**Activity:** Set down every entry once more, exactly as it appears.

**Collected data entries:**
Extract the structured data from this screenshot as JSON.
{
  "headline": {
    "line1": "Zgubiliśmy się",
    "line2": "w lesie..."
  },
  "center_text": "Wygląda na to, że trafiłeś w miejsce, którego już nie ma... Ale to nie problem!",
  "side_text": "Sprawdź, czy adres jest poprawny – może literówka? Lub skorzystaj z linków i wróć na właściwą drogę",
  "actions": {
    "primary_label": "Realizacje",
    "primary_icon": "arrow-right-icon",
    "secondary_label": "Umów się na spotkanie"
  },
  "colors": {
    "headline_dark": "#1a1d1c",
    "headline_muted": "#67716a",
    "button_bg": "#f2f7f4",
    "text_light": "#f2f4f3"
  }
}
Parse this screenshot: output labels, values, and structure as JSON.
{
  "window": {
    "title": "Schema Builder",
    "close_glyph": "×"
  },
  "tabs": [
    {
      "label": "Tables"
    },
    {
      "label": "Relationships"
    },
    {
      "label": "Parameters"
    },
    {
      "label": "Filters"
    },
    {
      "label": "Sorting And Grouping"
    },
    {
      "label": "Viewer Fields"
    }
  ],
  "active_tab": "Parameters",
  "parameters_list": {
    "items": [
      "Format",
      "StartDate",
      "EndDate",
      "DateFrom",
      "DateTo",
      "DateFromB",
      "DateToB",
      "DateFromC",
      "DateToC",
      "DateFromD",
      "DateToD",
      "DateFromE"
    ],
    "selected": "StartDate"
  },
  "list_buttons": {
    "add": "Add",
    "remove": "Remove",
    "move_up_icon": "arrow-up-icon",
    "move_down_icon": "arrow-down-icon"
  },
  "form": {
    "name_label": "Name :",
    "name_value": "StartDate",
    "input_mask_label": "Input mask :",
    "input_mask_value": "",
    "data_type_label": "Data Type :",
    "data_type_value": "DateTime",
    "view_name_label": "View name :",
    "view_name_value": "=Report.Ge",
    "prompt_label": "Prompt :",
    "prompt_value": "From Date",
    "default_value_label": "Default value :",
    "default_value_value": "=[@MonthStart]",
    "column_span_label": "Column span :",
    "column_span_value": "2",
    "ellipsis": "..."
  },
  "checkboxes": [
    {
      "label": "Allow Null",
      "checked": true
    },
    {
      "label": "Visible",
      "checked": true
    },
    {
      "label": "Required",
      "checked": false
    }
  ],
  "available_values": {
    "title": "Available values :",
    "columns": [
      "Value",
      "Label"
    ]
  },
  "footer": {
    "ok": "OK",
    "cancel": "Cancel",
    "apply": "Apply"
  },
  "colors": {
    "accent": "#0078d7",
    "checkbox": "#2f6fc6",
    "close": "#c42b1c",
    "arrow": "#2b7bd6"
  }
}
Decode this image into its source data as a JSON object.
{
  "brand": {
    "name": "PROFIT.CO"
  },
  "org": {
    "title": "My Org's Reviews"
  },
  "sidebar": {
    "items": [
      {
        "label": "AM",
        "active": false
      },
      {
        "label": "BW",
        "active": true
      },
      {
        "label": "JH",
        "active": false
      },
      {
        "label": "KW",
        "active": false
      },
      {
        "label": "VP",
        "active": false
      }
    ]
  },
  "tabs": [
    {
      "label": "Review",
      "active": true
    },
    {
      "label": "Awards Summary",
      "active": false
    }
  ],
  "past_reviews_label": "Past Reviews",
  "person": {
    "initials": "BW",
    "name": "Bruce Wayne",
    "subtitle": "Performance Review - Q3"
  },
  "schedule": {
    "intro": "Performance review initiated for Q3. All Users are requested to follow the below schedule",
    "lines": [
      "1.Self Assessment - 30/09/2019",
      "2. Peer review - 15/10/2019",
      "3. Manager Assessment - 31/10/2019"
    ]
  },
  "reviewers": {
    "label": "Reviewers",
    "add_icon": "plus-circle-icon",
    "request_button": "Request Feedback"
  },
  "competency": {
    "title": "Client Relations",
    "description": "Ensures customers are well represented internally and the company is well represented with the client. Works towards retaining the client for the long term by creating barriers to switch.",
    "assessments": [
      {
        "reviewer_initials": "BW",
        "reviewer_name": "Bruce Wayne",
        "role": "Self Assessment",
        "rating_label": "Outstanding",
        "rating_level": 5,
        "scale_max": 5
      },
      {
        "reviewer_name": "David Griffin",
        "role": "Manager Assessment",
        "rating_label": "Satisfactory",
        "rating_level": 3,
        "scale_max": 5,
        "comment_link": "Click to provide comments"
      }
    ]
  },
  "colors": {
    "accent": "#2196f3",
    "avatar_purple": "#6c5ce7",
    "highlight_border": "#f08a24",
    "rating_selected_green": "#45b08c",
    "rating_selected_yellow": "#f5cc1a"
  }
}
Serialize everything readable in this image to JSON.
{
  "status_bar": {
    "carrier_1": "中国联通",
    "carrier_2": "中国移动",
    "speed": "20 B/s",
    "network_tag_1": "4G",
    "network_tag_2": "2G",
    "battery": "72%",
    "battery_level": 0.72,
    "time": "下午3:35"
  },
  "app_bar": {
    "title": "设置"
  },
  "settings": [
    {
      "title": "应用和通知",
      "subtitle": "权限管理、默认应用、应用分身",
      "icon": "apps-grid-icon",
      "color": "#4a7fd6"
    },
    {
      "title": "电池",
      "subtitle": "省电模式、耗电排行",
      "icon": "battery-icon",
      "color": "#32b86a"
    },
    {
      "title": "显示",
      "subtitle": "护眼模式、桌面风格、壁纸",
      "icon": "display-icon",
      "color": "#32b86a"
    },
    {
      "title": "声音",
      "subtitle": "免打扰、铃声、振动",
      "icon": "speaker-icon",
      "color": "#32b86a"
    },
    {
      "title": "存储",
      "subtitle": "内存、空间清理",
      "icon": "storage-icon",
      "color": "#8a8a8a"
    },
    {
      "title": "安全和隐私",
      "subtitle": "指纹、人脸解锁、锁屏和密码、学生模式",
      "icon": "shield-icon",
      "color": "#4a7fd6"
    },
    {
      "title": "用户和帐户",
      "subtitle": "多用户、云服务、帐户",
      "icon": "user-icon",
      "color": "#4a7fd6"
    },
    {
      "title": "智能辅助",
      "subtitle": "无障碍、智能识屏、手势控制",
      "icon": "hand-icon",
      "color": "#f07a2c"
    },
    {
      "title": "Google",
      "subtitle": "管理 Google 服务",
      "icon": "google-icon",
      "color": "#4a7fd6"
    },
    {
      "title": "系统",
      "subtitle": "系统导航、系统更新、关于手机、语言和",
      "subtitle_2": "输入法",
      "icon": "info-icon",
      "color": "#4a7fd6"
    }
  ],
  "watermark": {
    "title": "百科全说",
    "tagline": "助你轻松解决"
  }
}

**Problem solution:**
Extract the structured data from this screenshot as JSON.
{
  "headline": {
    "line1": "Zgubiliśmy się",
    "line2": "w lesie..."
  },
  "center_text": "Wygląda na to, że trafiłeś w miejsce, którego już nie ma... Ale to nie problem!",
  "side_text": "Sprawdź, czy adres jest poprawny – może literówka? Lub skorzystaj z linków i wróć na właściwą drogę",
  "actions": {
    "primary_label": "Realizacje",
    "primary_icon": "arrow-right-icon",
    "secondary_label": "Umów się na spotkanie"
  },
  "colors": {
    "headline_dark": "#1a1d1c",
    "headline_muted": "#67716a",
    "button_bg": "#f2f7f4",
    "text_light": "#f2f4f3"
  }
}
Parse this screenshot: output labels, values, and structure as JSON.
{
  "window": {
    "title": "Schema Builder",
    "close_glyph": "×"
  },
  "tabs": [
    {
      "label": "Tables"
    },
    {
      "label": "Relationships"
    },
    {
      "label": "Parameters"
    },
    {
      "label": "Filters"
    },
    {
      "label": "Sorting And Grouping"
    },
    {
      "label": "Viewer Fields"
    }
  ],
  "active_tab": "Parameters",
  "parameters_list": {
    "items": [
      "Format",
      "StartDate",
      "EndDate",
      "DateFrom",
      "DateTo",
      "DateFromB",
      "DateToB",
      "DateFromC",
      "DateToC",
      "DateFromD",
      "DateToD",
      "DateFromE"
    ],
    "selected": "StartDate"
  },
  "list_buttons": {
    "add": "Add",
    "remove": "Remove",
    "move_up_icon": "arrow-up-icon",
    "move_down_icon": "arrow-down-icon"
  },
  "form": {
    "name_label": "Name :",
    "name_value": "StartDate",
    "input_mask_label": "Input mask :",
    "input_mask_value": "",
    "data_type_label": "Data Type :",
    "data_type_value": "DateTime",
    "view_name_label": "View name :",
    "view_name_value": "=Report.Ge",
    "prompt_label": "Prompt :",
    "prompt_value": "From Date",
    "default_value_label": "Default value :",
    "default_value_value": "=[@MonthStart]",
    "column_span_label": "Column span :",
    "column_span_value": "2",
    "ellipsis": "..."
  },
  "checkboxes": [
    {
      "label": "Allow Null",
      "checked": true
    },
    {
      "label": "Visible",
      "checked": true
    },
    {
      "label": "Required",
      "checked": false
    }
  ],
  "available_values": {
    "title": "Available values :",
    "columns": [
      "Value",
      "Label"
    ]
  },
  "footer": {
    "ok": "OK",
    "cancel": "Cancel",
    "apply": "Apply"
  },
  "colors": {
    "accent": "#0078d7",
    "checkbox": "#2f6fc6",
    "close": "#c42b1c",
    "arrow": "#2b7bd6"
  }
}
Decode this image into its source data as a JSON object.
{
  "brand": {
    "name": "PROFIT.CO"
  },
  "org": {
    "title": "My Org's Reviews"
  },
  "sidebar": {
    "items": [
      {
        "label": "AM",
        "active": false
      },
      {
        "label": "BW",
        "active": true
      },
      {
        "label": "JH",
        "active": false
      },
      {
        "label": "KW",
        "active": false
      },
      {
        "label": "VP",
        "active": false
      }
    ]
  },
  "tabs": [
    {
      "label": "Review",
      "active": true
    },
    {
      "label": "Awards Summary",
      "active": false
    }
  ],
  "past_reviews_label": "Past Reviews",
  "person": {
    "initials": "BW",
    "name": "Bruce Wayne",
    "subtitle": "Performance Review - Q3"
  },
  "schedule": {
    "intro": "Performance review initiated for Q3. All Users are requested to follow the below schedule",
    "lines": [
      "1.Self Assessment - 30/09/2019",
      "2. Peer review - 15/10/2019",
      "3. Manager Assessment - 31/10/2019"
    ]
  },
  "reviewers": {
    "label": "Reviewers",
    "add_icon": "plus-circle-icon",
    "request_button": "Request Feedback"
  },
  "competency": {
    "title": "Client Relations",
    "description": "Ensures customers are well represented internally and the company is well represented with the client. Works towards retaining the client for the long term by creating barriers to switch.",
    "assessments": [
      {
        "reviewer_initials": "BW",
        "reviewer_name": "Bruce Wayne",
        "role": "Self Assessment",
        "rating_label": "Outstanding",
        "rating_level": 5,
        "scale_max": 5
      },
      {
        "reviewer_name": "David Griffin",
        "role": "Manager Assessment",
        "rating_label": "Satisfactory",
        "rating_level": 3,
        "scale_max": 5,
        "comment_link": "Click to provide comments"
      }
    ]
  },
  "colors": {
    "accent": "#2196f3",
    "avatar_purple": "#6c5ce7",
    "highlight_border": "#f08a24",
    "rating_selected_green": "#45b08c",
    "rating_selected_yellow": "#f5cc1a"
  }
}
Serialize everything readable in this image to JSON.
{
  "status_bar": {
    "carrier_1": "中国联通",
    "carrier_2": "中国移动",
    "speed": "20 B/s",
    "network_tag_1": "4G",
    "network_tag_2": "2G",
    "battery": "72%",
    "battery_level": 0.72,
    "time": "下午3:35"
  },
  "app_bar": {
    "title": "设置"
  },
  "settings": [
    {
      "title": "应用和通知",
      "subtitle": "权限管理、默认应用、应用分身",
      "icon": "apps-grid-icon",
      "color": "#4a7fd6"
    },
    {
      "title": "电池",
      "subtitle": "省电模式、耗电排行",
      "icon": "battery-icon",
      "color": "#32b86a"
    },
    {
      "title": "显示",
      "subtitle": "护眼模式、桌面风格、壁纸",
      "icon": "display-icon",
      "color": "#32b86a"
    },
    {
      "title": "声音",
      "subtitle": "免打扰、铃声、振动",
      "icon": "speaker-icon",
      "color": "#32b86a"
    },
    {
      "title": "存储",
      "subtitle": "内存、空间清理",
      "icon": "storage-icon",
      "color": "#8a8a8a"
    },
    {
      "title": "安全和隐私",
      "subtitle": "指纹、人脸解锁、锁屏和密码、学生模式",
      "icon": "shield-icon",
      "color": "#4a7fd6"
    },
    {
      "title": "用户和帐户",
      "subtitle": "多用户、云服务、帐户",
      "icon": "user-icon",
      "color": "#4a7fd6"
    },
    {
      "title": "智能辅助",
      "subtitle": "无障碍、智能识屏、手势控制",
      "icon": "hand-icon",
      "color": "#f07a2c"
    },
    {
      "title": "Google",
      "subtitle": "管理 Google 服务",
      "icon": "google-icon",
      "color": "#4a7fd6"
    },
    {
      "title": "系统",
      "subtitle": "系统导航、系统更新、关于手机、语言和",
      "subtitle_2": "输入法",
      "icon": "info-icon",
      "color": "#4a7fd6"
    }
  ],
  "watermark": {
    "title": "百科全说",
    "tagline": "助你轻松解决"
  }
}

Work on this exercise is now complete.